Catecholamine and corticosteroid response: Release of hormones due to
Sharks sense their prey with the normal senses, they see, hear and smell them.
They have a remarkable sensitive sense of smelling, which enables them to sense highly diluted traces of prey. They can also use their smelling to determine the direction where a certain smell comes from. This is achieved by the timing in which the senses arrive in different ...
The problem is that box jellyfish doesn't specify one jellyfish but a group of different jellyfish. Some of these are highly venomous - I pick here Chironex fleckeri, as this is often called "the most venomous jellyfish in the world".
Chironex fleckeri has long tentacles which are covered with millions of explosive cells called Cnidocytes which inject a ...
Fertilized fish eggs are known as Fish seeds. In simple words, they are the baby fishes used for seeding new Ponds in fisheries.
They can be used in 4 stages:
Hatchling : Larvae stage where it have yolk sac hanging below from where it draws its nutrition for 2–3 days.
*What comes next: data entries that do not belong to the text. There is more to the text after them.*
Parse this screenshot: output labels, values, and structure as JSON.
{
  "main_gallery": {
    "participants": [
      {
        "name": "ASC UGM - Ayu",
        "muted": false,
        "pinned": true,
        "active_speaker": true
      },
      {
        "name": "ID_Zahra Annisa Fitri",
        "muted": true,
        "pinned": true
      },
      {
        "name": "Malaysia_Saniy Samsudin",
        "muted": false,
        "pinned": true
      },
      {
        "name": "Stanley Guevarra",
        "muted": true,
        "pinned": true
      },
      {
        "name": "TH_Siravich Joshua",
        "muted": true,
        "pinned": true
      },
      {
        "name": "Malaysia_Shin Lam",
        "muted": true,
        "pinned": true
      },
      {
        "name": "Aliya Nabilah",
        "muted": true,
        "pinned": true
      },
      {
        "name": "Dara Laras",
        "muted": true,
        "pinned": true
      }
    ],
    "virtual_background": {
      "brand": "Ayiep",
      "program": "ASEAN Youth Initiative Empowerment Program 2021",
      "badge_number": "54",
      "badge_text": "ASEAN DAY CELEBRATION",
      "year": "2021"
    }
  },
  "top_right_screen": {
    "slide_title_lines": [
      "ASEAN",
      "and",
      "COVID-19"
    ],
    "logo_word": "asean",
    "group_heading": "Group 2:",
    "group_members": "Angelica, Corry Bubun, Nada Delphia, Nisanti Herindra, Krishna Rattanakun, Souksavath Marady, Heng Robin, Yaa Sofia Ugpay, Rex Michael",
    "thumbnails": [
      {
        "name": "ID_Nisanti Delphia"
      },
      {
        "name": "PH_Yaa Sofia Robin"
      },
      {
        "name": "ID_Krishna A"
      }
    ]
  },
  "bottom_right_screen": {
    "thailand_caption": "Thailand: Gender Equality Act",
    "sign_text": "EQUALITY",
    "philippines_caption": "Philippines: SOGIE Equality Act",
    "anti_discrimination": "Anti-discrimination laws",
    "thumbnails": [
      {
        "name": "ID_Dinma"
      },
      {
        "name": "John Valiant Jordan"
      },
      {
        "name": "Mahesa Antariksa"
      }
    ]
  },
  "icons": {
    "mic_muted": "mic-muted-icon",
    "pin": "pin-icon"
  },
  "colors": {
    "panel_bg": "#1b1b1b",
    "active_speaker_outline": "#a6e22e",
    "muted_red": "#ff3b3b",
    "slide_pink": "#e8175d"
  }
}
It can't eat from outside as mouth is not formed yet!
Spawn: Stage where mouth is formed....
Connective tissues prevent fish from being hurt by its bones. They surround the sharp bones so that the bones do not hurt its organs/flesh.
However Of course the bones can hurt the fish, but the situation is quite imaginable.
If a fish is smashed or gets too much force, its connective tissues cannot protect its organs much(like our clothes cannot protect ...
Yes, at least some fishes have intrinsic lifespans and deaths that are related to their own life-history and not to external forces such as predation or disease.
Fishes show three types of senescence. Lampreys, eels and pacific
salmon exhibit rapid senescence and sudden death at first spawning.
The guppy, red panchax, medaka, platyfish, Indian murrel ...
The "niche" of whales comprises much more than just being big. I would actually argue that this is just a byproduct of the marine lifestyle, since endotherms need to maintain their body temperature which is easier when you're big (lower surface/volume ratio). Some reasons for whales being very successful are:
1) Higher oxygen use efficiency:
AMR already ...
d) is definitely correct.
The crucial element is that whales returned from land to the sea and re-evolved fins.
a) is incorrect, as the common ancestor may not have had fins. In fact, it is thought it was a sea squirt, a sedentary species without fins, that was the most recent ancestor of fish.
b) is incorrect, as they may share ...
It looks like a unicornfish (genus Naso), maybe Naso vlamingii, the Bignose Unicornfish. They're Acanthurids, related to surgeonfishes and tangs.
These are mainly found in Indo-Pacific ocean around the depth of 50 mts from surface. Coral reefs are their main habitat and destruction of coral reefs is their current biggest threat alongside trading by ...